Sometimes you will need to substitute because you don't have an item or it is too costly.   Regular vanilla is an example of an expensive ingredient as is saffron.   Other times, it might be for health reasons that you substitute  applesauce for half the butter in a recipe.  Just google substitutions for . . . and prepare to be enlightened.   Just do a little research and be leery if the substitute involves a complicated chemical formula.    Some substitutions for sugar have had bad publicity.


What about substitutions in other areas of your life?   Can you substitute a night at home with Netflix and whatever snack pleases you (and is likely more healthy than movie popcorn) for a visit to your local multi-plex at the $16 a person ticket price?  I find it a great advantage to be able to pause the movie for various purposes.  I still remember missing a vital part of a three hour movie during a trip to the washroom, inconveniently located.   There was no pause or rewind button there.

Make it a creative challenge.   If you have a goal or dream  that is truly worthy of your carefully nurtured funds your so-called deprivation will be easier.  I have paid for too many entertainments in the past that were ultimately forgettable.   Sporting events and concerts can be a disappointment if the team loses or the band seems apathetic.   Taking the family to a major league hockey game or musical concert including tickets, parking, gas to the event, and snacks  between periods or at half time will cost you in the several hundred dollars.  I remember buying tickets for one of the boy bands of the past (Back Street Boys?) as a treat for a pre-teen daughter who was crazy  about the and desperate to go to the concert.   By the time the date of the concert rolled around, some six months later, she was so over them it was laughable except for the money I'd paid.   And I sure didn't enjoy watching them gyrate.  

You could buy a CD or DVD of a music group's performance and listen to it many times over.  Or you might find that rather than being a spectator, being a sport or musician yourself is ultimately ore rewarding.  I get a lot of pleasure out of playing the piano and since my parents were kind enough to pay for the lessons I took in childhood, ongoing expenses are limited to occasional music purchases and tuning the instrument from time to time.

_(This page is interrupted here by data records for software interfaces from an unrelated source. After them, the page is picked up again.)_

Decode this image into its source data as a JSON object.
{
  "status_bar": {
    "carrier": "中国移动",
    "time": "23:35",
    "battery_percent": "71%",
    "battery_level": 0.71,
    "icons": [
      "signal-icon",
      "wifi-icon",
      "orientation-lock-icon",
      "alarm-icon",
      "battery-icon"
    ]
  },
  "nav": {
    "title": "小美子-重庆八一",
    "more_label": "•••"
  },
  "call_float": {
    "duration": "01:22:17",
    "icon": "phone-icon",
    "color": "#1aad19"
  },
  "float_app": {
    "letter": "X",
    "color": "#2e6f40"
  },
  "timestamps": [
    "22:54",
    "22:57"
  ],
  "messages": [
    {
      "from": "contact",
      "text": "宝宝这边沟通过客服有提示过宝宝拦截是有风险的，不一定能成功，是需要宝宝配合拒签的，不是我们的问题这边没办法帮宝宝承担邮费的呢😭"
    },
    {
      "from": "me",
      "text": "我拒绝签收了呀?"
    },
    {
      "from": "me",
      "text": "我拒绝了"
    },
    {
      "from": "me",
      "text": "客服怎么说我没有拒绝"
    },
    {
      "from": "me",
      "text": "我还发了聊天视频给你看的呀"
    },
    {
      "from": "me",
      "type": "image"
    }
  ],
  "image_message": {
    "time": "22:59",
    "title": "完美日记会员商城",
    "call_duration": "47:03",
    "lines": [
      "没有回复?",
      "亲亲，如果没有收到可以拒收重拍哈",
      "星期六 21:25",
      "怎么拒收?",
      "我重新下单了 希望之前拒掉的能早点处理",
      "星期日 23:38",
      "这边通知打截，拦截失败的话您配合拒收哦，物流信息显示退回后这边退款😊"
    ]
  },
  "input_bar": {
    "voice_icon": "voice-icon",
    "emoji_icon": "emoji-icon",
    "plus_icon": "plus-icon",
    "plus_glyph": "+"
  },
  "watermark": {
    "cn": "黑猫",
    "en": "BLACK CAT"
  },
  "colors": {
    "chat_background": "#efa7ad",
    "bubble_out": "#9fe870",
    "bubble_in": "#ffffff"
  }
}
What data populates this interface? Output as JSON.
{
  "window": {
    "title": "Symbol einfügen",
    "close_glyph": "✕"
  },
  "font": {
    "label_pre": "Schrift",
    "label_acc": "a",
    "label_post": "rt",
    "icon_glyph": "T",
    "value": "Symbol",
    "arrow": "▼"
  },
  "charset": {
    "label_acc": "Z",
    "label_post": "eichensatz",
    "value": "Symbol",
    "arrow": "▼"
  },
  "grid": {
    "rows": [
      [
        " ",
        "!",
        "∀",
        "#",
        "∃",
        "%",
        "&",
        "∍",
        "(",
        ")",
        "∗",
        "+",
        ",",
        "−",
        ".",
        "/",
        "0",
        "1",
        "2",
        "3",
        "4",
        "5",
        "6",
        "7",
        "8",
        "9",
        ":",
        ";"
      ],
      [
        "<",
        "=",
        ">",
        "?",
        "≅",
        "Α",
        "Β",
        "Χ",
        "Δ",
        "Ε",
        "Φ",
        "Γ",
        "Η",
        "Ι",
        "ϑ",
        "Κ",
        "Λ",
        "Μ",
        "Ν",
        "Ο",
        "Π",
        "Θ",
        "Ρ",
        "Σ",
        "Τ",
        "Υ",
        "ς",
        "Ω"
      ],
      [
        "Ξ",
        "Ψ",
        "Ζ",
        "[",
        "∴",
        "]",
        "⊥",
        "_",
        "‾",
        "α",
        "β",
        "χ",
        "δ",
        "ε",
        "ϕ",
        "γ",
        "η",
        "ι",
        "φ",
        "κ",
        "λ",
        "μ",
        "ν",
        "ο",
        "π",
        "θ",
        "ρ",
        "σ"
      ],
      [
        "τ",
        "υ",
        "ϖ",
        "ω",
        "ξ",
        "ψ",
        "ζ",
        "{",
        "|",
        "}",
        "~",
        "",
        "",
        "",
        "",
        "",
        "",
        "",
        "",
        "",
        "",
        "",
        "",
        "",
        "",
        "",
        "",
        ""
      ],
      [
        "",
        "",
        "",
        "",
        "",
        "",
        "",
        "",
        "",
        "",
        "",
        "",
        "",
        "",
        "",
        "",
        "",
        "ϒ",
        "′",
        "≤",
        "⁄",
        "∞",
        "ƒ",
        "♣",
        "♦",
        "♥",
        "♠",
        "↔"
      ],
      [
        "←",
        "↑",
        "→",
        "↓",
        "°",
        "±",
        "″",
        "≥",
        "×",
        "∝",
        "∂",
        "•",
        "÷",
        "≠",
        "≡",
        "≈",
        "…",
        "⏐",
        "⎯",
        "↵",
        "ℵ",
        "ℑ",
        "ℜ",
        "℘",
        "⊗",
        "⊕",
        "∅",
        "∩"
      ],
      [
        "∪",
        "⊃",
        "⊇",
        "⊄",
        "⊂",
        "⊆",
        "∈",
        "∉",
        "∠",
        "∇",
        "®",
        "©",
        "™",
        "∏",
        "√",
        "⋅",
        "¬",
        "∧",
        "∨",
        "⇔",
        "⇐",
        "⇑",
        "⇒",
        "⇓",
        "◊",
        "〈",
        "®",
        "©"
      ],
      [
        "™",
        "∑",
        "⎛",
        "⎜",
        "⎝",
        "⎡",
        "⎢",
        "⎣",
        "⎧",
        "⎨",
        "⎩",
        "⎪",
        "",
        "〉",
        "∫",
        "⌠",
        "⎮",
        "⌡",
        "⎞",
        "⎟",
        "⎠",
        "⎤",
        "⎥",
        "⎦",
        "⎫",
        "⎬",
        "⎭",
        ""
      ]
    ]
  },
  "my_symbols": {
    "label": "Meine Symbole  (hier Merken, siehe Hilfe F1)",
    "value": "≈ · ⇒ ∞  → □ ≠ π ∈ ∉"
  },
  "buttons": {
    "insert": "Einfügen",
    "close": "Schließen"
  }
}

Sunday, 24 September 2017

Heirloom/Vintage/Dated/Old Junk







Those words could be used to describe the same item, whether it is clothes or furniture.   What do you see when you look at the items pictured here?     If you see this table in an antique shop window does it seem more valuable than if it is stored in your grandparent's basement?     Young people, starting out their independent life, used to be happy to accept offerings from relatives.   The price was right.  Perhaps there were memories attached to the piece.  I still own a table similar to the one above.  So useful;   the extension leaves fold under.   Many family meals have taken place around this table.

It can be easy to be caught up by advertising or visits to furniture showrooms or even more affluent friends' homes.    Flat packed furniture from big box stores can seem to be part of the transition to independence and adulthood.     Fast furniture, like fast fashion, doesn't seem to last very long.   I'll confess to buying my share over the years but when I look around my home now, I don't see many things that have survived.   The sheen seems to disappear rapidly.

Sometimes I have watched house hunter type of shows from foreign locations.   I cringe a little when what appears to me to be a perfectly acceptable kitchen is disdainfully dismissed with the comment, "That will have to be gutted."   The realtor/host/spouse nods in agreement.   Easily arranged, it seems.

I have had the thought that as we get older/because we are getting older we start to value older things.   We don't want to be placed in the old junk category!   I would prefer to think that we get wiser and appreciate quality materials and workmanship.    Younger people are not immune to this point of view, however.







No post next week as I'll be on vacation.